§ **PROVIDED DATA**:

Segment Open

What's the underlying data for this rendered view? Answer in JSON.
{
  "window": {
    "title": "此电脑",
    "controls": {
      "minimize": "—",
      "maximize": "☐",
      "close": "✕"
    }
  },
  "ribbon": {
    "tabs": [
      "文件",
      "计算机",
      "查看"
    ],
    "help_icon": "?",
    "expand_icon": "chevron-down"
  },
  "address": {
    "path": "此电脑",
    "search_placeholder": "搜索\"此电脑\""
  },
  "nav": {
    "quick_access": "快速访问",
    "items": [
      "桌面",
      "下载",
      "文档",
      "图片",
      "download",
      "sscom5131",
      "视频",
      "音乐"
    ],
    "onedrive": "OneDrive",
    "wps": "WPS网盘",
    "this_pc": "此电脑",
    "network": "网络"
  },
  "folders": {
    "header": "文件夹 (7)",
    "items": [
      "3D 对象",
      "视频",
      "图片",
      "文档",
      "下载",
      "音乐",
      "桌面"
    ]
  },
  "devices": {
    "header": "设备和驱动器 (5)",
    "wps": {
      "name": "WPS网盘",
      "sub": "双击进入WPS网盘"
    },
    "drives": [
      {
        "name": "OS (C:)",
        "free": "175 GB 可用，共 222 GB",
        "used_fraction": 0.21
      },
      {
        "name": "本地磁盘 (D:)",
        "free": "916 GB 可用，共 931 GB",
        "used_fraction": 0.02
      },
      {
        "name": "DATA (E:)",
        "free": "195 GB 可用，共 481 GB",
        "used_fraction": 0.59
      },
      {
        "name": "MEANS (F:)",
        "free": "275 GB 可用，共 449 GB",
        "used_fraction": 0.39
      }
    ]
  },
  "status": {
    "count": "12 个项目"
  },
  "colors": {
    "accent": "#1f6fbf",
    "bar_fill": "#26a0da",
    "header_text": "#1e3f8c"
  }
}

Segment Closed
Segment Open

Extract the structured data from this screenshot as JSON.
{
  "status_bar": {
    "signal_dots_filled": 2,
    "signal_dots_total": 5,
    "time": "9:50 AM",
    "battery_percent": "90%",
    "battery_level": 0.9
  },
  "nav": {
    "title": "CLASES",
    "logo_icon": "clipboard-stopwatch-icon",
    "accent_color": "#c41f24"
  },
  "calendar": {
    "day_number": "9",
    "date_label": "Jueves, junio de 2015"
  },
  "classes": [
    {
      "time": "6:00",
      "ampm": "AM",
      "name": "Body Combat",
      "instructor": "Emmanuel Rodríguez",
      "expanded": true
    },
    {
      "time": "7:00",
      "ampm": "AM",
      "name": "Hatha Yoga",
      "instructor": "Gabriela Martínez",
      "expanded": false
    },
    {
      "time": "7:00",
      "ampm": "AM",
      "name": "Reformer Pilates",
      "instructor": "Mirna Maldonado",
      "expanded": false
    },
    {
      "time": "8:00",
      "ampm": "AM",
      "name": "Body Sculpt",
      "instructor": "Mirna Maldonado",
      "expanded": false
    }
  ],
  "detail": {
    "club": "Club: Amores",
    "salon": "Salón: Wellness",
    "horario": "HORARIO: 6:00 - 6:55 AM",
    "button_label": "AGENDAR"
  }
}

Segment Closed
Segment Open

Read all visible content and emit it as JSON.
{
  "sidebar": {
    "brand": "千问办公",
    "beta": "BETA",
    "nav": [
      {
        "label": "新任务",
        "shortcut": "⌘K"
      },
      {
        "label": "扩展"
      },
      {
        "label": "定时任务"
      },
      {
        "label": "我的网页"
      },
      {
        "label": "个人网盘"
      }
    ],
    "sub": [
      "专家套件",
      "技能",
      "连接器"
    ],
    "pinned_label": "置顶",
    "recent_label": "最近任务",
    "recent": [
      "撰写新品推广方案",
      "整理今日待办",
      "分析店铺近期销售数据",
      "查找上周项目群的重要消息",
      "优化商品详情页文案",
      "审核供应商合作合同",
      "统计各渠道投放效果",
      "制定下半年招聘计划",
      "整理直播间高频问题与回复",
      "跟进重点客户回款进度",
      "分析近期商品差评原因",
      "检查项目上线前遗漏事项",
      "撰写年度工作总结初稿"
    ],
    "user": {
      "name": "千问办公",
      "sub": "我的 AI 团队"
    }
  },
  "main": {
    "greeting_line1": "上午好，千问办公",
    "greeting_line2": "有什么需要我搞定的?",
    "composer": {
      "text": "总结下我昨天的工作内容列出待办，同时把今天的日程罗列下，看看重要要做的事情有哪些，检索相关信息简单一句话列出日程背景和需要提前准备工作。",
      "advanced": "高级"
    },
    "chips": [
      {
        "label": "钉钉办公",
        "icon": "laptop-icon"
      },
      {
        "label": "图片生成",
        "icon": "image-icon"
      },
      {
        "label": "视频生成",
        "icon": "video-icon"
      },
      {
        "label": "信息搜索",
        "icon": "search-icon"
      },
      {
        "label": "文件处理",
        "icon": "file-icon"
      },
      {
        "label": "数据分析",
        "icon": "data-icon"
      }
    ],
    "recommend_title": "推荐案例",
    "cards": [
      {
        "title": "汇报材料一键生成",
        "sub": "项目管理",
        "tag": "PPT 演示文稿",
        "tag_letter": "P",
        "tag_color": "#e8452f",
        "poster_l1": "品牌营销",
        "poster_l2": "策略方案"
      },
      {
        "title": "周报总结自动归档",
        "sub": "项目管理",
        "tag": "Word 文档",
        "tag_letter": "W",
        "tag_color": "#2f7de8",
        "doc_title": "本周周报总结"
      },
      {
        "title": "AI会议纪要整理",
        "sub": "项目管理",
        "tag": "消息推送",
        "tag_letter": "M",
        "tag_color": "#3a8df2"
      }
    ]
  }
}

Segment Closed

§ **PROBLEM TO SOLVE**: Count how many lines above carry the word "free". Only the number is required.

§ **ANSWER BOX**: 4